The NRA, seemingly a bit surprised, tweeted back that they were looking forward to Trump’s surprise lecture, though they’ve never endorsed such a reform in the past, including notably when such a proposal was put forward after the San Bernardino shootings last year.

This is the same National Rifle Association whose members were appropriately skeptical of Trump’s promises to them when he promised just weeks ago that “We’re going to nourish [the Second Amendment], we’re going to take care of it.”

In 2000, Trump wrote that “The Republicans walk the NRA line and refuse even limited restrictions.”

Not his campaign! The reality TV star claims to be a billionaire, and though his claims of self-funding his campaign were untrue, it seems the donors who have managed to keep his limp campaign alive are similarly split on guns.

Multimillionaire mutual fund investor Foster Friess, one of several wealthy GOP fundraisers enlisted to fundraise for the Trump campaign, contains content on his website strongly opposing any affront to the Second Amendment.
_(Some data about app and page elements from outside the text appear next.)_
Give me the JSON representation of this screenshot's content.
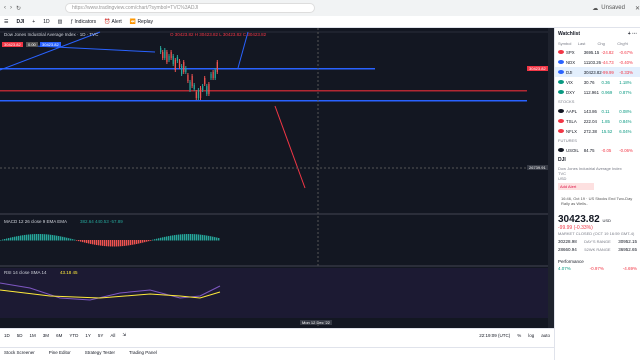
{
  "browser": {
    "url": "https://www.tradingview.com/chart/?symbol=TVC%3ADJI",
    "tab_title": "DJI",
    "profile_label": "Unsaved"
  },
  "toolbar": {
    "symbol": "DJI",
    "interval": "1D",
    "indicators": "Indicators",
    "alert": "Alert",
    "replay": "Replay"
  },
  "chart": {
    "legend": "Dow Jones Industrial Average Index · 1D · TVC",
    "ohlc": "O 30423.82 H 30423.82 L 30423.82 C 30423.82",
    "price_left_a": "30423.82",
    "price_left_b": "0.00",
    "price_left_c": "30423.82",
    "price_tag_a": "30423.82",
    "price_tag_b": "30423.82",
    "price_crosshair": "26739.91",
    "macd_legend": "MACD 12 26 close 9 EMA EMA",
    "macd_values": "382.64 440.53 -57.89",
    "rsi_legend": "RSI 14 close SMA 14",
    "rsi_values": "43.18 45",
    "x_axis_date": "Mon 12 Dec '22"
  },
  "timeframes": [
    "1D",
    "5D",
    "1M",
    "3M",
    "6M",
    "YTD",
    "1Y",
    "5Y",
    "All"
  ],
  "bottom_right": {
    "time": "22:19:09 (UTC)",
    "pct": "%",
    "log": "log",
    "auto": "auto"
  },
  "bottom_tabs": [
    "Stock Screener",
    "Pine Editor",
    "Strategy Tester",
    "Trading Panel"
  ],
  "watchlist": {
    "title": "Watchlist",
    "cols": [
      "Symbol",
      "Last",
      "Chg",
      "Chg%"
    ],
    "rows": [
      {
        "sym": "SPX",
        "last": "3695.15",
        "chg": "-24.82",
        "pct": "-0.67%",
        "color": "#f23645",
        "dir": "neg"
      },
      {
        "sym": "NDX",
        "last": "11103.26",
        "chg": "-44.73",
        "pct": "-0.40%",
        "color": "#2962ff",
        "dir": "neg"
      },
      {
        "sym": "DJI",
        "last": "30423.82",
        "chg": "-99.99",
        "pct": "-0.33%",
        "color": "#2962ff",
        "dir": "neg",
        "sel": true
      },
      {
        "sym": "VIX",
        "last": "30.76",
        "chg": "0.36",
        "pct": "1.18%",
        "color": "#089981",
        "dir": "pos"
      },
      {
        "sym": "DXY",
        "last": "112.961",
        "chg": "0.969",
        "pct": "0.87%",
        "color": "#089981",
        "dir": "pos"
      }
    ],
    "stocks_label": "STOCKS",
    "stocks": [
      {
        "sym": "AAPL",
        "last": "143.86",
        "chg": "0.11",
        "pct": "0.08%",
        "color": "#131722",
        "dir": "pos"
      },
      {
        "sym": "TSLA",
        "last": "222.04",
        "chg": "1.85",
        "pct": "0.84%",
        "color": "#f23645",
        "dir": "pos"
      },
      {
        "sym": "NFLX",
        "last": "272.38",
        "chg": "15.52",
        "pct": "6.04%",
        "color": "#f23645",
        "dir": "pos"
      }
    ],
    "futures_label": "FUTURES",
    "futures": [
      {
        "sym": "USOIL",
        "last": "84.75",
        "chg": "-0.05",
        "pct": "-0.06%",
        "color": "#131722",
        "dir": "neg"
      }
    ]
  },
  "detail": {
    "ticker": "DJI",
    "name": "Dow Jones Industrial Average Index",
    "exchange": "TVC",
    "sector": "USD",
    "add_alert": "Add Alert",
    "news": "16:46, Oct 19 · US Stocks End Two-Day Rally as Wells..",
    "price": "30423.82",
    "price_unit": "USD",
    "change": "-99.99 (-0.33%)",
    "market": "MARKET CLOSED (OCT 19 16:59 GMT-4)",
    "range_low": "30228.98",
    "range_high": "30952.15",
    "range2_low": "28660.94",
    "range2_high": "36952.65",
    "range_label": "DAY'S RANGE",
    "range2_label": "52WK RANGE",
    "performance_label": "Performance",
    "perf": [
      "4.07%",
      "-0.97%",
      "-4.69%"
    ]
  }
}
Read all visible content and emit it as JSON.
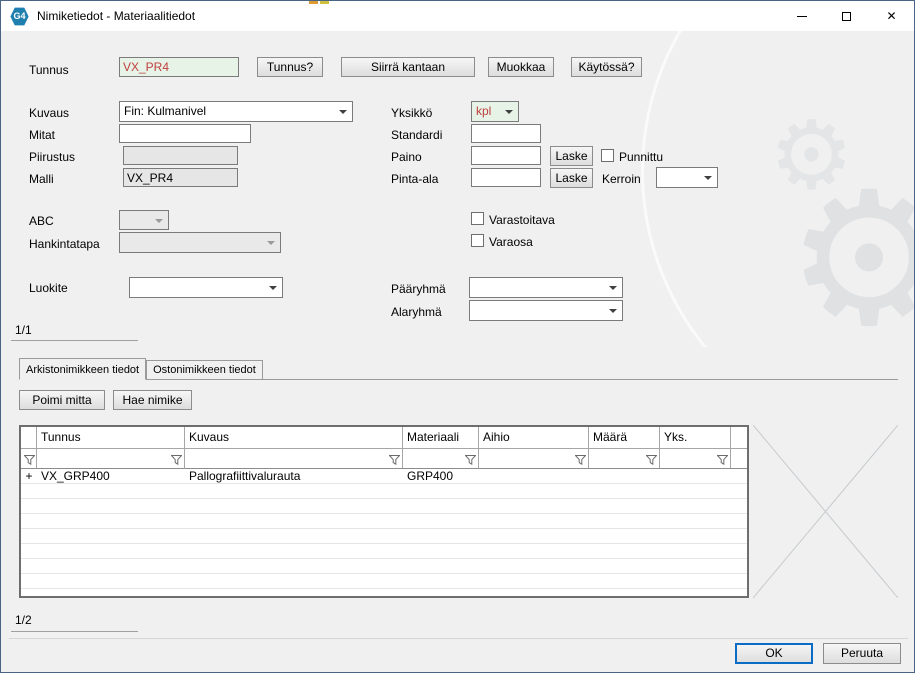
{
  "window": {
    "title": "Nimiketiedot - Materiaalitiedot",
    "app_icon": "G4",
    "controls": {
      "minimize": "—",
      "maximize": "□",
      "close": "✕"
    }
  },
  "form": {
    "fields": {
      "tunnus": {
        "label": "Tunnus",
        "value": "VX_PR4"
      },
      "kuvaus": {
        "label": "Kuvaus",
        "value": "Fin: Kulmanivel"
      },
      "yksikko": {
        "label": "Yksikkö",
        "value": "kpl"
      },
      "mitat": {
        "label": "Mitat",
        "value": ""
      },
      "standardi": {
        "label": "Standardi",
        "value": ""
      },
      "piirustus": {
        "label": "Piirustus",
        "value": ""
      },
      "paino": {
        "label": "Paino",
        "value": ""
      },
      "malli": {
        "label": "Malli",
        "value": "VX_PR4"
      },
      "pinta_ala": {
        "label": "Pinta-ala",
        "value": ""
      },
      "kerroin": {
        "label": "Kerroin",
        "value": ""
      },
      "abc": {
        "label": "ABC",
        "value": ""
      },
      "hankintatapa": {
        "label": "Hankintatapa",
        "value": ""
      },
      "luokite": {
        "label": "Luokite",
        "value": ""
      },
      "paaryhma": {
        "label": "Pääryhmä",
        "value": ""
      },
      "alaryhma": {
        "label": "Alaryhmä",
        "value": ""
      }
    },
    "buttons": {
      "tunnus_kysely": "Tunnus?",
      "siirra_kantaan": "Siirrä kantaan",
      "muokkaa": "Muokkaa",
      "kaytossa": "Käytössä?",
      "laske_paino": "Laske",
      "laske_pinta_ala": "Laske"
    },
    "checkboxes": {
      "punnittu": {
        "label": "Punnittu",
        "checked": false
      },
      "varastoitava": {
        "label": "Varastoitava",
        "checked": false
      },
      "varaosa": {
        "label": "Varaosa",
        "checked": false
      }
    },
    "page_indicator": "1/1"
  },
  "tabs": [
    {
      "label": "Arkistonimikkeen tiedot",
      "active": true
    },
    {
      "label": "Ostonimikkeen tiedot",
      "active": false
    }
  ],
  "grid_toolbar": {
    "poimi_mitta": "Poimi mitta",
    "hae_nimike": "Hae nimike"
  },
  "grid": {
    "columns": [
      "Tunnus",
      "Kuvaus",
      "Materiaali",
      "Aihio",
      "Määrä",
      "Yks."
    ],
    "rows": [
      {
        "marker": "+",
        "tunnus": "VX_GRP400",
        "kuvaus": "Pallografiittivalurauta",
        "materiaali": "GRP400",
        "aihio": "",
        "maara": "",
        "yks": ""
      }
    ],
    "page_indicator": "1/2"
  },
  "footer": {
    "ok": "OK",
    "peruuta": "Peruuta"
  },
  "colors": {
    "value_text_red": "#bf3f3f",
    "field_green_bg": "#e7f3e7",
    "focus_blue": "#0a6cc4",
    "app_icon_blue": "#1f7fae"
  }
}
Friess’ website, which includes policy viewpoints on “key issues” such as “enduring values” and “helping peaceful Muslims,” also includes blog posts about “standing up to gun control demagoguery in the wake of the 2012 Sandy Hook shooting.

“Those who don’t put much stock in the Second Amendment have been working to use that heinouos [sic] event to strip law abiding citizens of some of their gun rights,” the post says.

Friess also stood with Trump on his racist comments regarding federal judge Gonzalo Curiel, adding that it would be “difficult” for a Muslim to assume the same post.

But another wealthy Trump backer — one of the few to make his views known — is more critical regarding the U.S.’s lack of gun control.

Conservative media mogul Rupert Murdoch, who is also reportedly backing Trump, expressed his support for gun control legislation on Twitter following the 2012 Sandy Hook shooting.

It’s worth noting that Murdoch’s own Fox News has been criticized for failing to report accurately or fairly on issues of gun control following mass shootings like the one in Orlando.

Like most other Trump donors, oil tycoon Harold Hamm has rarely spoken out on guns, but New York Times coverage of his high-profile divorce reveals that — if nothing else — Hamm is a gun owner: He made a last-minute request to the judge presiding over his case for some guns and shotguns left in a house his ex-wife had won in the divorce.

Photo: Media mogul Rupert Murdoch leaves his home in London, Britain March 4, 2016. REUTERS/Stefan Wermuth  

Justice Ruth Bader Ginsburg

Screenshot Youtube

Just over year before her untimely death on Friday, the late Justice Ruth Bader Ginsburg appeared as a guest lecturer for the Clinton School of Public Service in Little Rock, AR with National Public Radio correspondent Nina Totenberg. The crowd that signed up to see "Notorious RBG" live was so large that the event had to be moved to a major sports arena – and they weren't disappointed by the wide-ranging, hour-long interview.

Witty, charming, brilliant, principled, Ginsburg represented the very best of American liberalism and modern feminism. Listen to her and you'll feel even more deeply what former President Bill Clinton says in his poignant introduction: "Only one of us in this room appointed her…but all of us hope that she will stay on that court forever."